[Items listed in a dataset]
⟨

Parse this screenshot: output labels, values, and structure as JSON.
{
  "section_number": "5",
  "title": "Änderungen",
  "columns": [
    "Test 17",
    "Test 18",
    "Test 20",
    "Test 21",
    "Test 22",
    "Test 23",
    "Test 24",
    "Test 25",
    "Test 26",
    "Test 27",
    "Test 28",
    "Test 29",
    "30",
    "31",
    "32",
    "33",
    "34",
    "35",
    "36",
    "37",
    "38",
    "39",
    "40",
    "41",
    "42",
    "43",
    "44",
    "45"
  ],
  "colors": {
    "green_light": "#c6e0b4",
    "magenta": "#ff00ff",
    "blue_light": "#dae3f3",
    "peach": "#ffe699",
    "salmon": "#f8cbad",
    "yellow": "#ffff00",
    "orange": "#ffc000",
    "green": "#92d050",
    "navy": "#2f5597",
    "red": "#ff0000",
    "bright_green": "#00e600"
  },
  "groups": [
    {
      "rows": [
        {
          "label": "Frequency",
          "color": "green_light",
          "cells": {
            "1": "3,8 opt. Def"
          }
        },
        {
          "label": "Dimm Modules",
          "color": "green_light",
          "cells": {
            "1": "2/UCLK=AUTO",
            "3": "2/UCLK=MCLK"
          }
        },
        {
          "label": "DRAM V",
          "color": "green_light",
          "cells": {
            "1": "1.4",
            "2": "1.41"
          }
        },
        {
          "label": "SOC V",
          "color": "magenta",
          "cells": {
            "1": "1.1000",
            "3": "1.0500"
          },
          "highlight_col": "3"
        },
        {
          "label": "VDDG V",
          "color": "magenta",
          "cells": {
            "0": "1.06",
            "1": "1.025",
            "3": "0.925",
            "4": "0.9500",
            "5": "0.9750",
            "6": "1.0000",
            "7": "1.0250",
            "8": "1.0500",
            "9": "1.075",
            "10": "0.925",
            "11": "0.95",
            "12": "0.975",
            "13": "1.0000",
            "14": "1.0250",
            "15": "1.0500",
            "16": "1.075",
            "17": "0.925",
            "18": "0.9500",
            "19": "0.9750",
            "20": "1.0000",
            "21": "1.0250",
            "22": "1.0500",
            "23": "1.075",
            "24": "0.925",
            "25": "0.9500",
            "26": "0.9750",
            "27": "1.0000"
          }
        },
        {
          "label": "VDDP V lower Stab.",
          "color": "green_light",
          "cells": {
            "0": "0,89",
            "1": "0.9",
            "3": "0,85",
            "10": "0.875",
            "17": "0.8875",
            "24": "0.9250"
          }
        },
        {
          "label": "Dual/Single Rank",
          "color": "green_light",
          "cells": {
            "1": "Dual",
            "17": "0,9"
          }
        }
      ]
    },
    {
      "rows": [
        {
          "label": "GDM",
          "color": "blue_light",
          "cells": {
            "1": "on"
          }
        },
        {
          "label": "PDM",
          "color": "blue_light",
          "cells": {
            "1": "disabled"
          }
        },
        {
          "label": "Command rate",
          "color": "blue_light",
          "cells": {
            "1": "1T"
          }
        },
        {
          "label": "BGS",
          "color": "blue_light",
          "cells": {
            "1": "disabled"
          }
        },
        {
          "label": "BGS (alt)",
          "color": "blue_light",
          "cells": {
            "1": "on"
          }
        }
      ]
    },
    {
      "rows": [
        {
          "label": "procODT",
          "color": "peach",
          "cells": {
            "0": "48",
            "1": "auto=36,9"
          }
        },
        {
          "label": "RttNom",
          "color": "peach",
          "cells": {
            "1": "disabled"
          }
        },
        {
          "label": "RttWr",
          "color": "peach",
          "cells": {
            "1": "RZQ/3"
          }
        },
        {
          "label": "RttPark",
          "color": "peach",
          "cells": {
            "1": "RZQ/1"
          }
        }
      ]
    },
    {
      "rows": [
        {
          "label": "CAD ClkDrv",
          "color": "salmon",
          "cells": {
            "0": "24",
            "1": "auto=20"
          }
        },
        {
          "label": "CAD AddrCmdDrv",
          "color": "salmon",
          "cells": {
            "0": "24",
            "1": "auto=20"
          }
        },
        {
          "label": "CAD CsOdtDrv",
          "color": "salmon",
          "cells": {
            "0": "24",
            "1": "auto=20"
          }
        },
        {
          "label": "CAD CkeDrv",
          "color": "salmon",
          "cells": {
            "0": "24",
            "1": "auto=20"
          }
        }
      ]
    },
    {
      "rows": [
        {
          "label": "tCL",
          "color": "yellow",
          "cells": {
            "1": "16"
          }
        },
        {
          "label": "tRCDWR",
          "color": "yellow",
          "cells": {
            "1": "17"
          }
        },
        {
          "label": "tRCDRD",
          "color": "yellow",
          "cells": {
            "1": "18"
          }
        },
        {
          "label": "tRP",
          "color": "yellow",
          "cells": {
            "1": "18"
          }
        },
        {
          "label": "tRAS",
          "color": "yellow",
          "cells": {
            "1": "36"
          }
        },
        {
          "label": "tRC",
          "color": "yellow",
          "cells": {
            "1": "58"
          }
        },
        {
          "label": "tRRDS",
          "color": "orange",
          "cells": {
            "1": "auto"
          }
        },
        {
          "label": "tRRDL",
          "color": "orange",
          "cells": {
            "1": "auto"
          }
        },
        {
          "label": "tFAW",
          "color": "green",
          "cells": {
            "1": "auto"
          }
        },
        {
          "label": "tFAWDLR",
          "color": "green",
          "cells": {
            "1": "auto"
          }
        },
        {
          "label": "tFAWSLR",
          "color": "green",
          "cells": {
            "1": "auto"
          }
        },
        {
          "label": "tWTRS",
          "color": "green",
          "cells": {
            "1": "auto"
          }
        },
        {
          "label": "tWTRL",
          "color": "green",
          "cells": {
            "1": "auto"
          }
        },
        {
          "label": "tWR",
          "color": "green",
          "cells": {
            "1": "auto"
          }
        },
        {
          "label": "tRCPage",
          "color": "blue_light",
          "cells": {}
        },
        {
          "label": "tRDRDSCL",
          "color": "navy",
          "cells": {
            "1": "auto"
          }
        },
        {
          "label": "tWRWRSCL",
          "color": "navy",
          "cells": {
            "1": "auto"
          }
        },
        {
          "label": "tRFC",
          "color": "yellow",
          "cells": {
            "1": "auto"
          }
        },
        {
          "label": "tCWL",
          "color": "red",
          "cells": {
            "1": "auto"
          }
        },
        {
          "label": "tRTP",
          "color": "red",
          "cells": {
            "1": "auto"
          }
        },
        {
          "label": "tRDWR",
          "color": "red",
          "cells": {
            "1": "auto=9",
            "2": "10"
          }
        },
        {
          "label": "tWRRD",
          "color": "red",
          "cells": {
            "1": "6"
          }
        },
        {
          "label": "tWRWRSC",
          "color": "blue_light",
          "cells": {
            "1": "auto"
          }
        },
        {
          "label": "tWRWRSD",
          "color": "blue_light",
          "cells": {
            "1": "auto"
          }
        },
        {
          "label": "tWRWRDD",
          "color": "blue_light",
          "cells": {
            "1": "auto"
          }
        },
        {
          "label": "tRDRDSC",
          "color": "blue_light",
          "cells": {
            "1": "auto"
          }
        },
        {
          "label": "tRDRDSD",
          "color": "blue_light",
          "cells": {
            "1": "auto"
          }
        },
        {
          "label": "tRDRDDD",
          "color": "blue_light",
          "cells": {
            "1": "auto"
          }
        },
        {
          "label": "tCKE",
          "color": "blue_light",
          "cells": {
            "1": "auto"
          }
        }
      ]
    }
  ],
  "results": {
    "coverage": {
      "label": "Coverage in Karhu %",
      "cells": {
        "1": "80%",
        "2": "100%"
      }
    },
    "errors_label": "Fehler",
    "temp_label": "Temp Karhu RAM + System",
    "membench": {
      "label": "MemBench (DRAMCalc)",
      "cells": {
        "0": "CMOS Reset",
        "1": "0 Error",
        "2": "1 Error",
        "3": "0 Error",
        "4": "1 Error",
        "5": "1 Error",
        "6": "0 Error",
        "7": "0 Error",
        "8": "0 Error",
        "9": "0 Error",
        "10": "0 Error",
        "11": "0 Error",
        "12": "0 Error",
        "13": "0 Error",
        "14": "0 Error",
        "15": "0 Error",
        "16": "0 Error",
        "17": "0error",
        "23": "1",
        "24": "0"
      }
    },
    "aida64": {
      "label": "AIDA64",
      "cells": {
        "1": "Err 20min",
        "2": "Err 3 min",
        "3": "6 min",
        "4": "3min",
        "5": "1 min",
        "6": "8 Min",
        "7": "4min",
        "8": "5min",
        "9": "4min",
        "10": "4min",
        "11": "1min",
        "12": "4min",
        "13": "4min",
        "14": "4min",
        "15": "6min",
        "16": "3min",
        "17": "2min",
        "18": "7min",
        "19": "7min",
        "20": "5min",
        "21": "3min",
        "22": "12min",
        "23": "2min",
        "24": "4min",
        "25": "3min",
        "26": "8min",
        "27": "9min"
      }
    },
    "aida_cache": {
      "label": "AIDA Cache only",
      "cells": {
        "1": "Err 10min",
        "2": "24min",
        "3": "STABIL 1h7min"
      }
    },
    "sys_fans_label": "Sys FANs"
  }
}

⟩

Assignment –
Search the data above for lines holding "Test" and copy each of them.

Written answer –
    "Test 17",
    "Test 18",
    "Test 20",
    "Test 21",
    "Test 22",
    "Test 23",
    "Test 24",
    "Test 25",
    "Test 26",
    "Test 27",
    "Test 28",
    "Test 29",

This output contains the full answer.